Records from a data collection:
════════

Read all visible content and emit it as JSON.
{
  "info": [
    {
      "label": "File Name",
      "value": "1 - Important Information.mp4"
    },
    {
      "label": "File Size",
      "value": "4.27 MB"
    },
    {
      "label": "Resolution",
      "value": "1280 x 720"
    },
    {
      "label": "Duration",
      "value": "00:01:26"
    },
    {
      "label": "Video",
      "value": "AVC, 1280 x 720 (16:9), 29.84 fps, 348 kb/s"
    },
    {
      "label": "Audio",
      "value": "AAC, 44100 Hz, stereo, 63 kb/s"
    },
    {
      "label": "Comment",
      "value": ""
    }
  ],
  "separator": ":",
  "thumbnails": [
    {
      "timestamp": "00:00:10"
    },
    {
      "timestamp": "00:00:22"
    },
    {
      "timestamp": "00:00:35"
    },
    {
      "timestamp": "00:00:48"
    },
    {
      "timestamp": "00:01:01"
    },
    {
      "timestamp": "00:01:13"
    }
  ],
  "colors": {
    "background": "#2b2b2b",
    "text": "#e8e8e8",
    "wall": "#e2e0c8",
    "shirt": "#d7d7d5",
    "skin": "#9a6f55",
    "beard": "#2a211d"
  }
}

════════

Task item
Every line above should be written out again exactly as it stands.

Result of the exercise
Read all visible content and emit it as JSON.
{
  "info": [
    {
      "label": "File Name",
      "value": "1 - Important Information.mp4"
    },
    {
      "label": "File Size",
      "value": "4.27 MB"
    },
    {
      "label": "Resolution",
      "value": "1280 x 720"
    },
    {
      "label": "Duration",
      "value": "00:01:26"
    },
    {
      "label": "Video",
      "value": "AVC, 1280 x 720 (16:9), 29.84 fps, 348 kb/s"
    },
    {
      "label": "Audio",
      "value": "AAC, 44100 Hz, stereo, 63 kb/s"
    },
    {
      "label": "Comment",
      "value": ""
    }
  ],
  "separator": ":",
  "thumbnails": [
    {
      "timestamp": "00:00:10"
    },
    {
      "timestamp": "00:00:22"
    },
    {
      "timestamp": "00:00:35"
    },
    {
      "timestamp": "00:00:48"
    },
    {
      "timestamp": "00:01:01"
    },
    {
      "timestamp": "00:01:13"
    }
  ],
  "colors": {
    "background": "#2b2b2b",
    "text": "#e8e8e8",
    "wall": "#e2e0c8",
    "shirt": "#d7d7d5",
    "skin": "#9a6f55",
    "beard": "#2a211d"
  }
}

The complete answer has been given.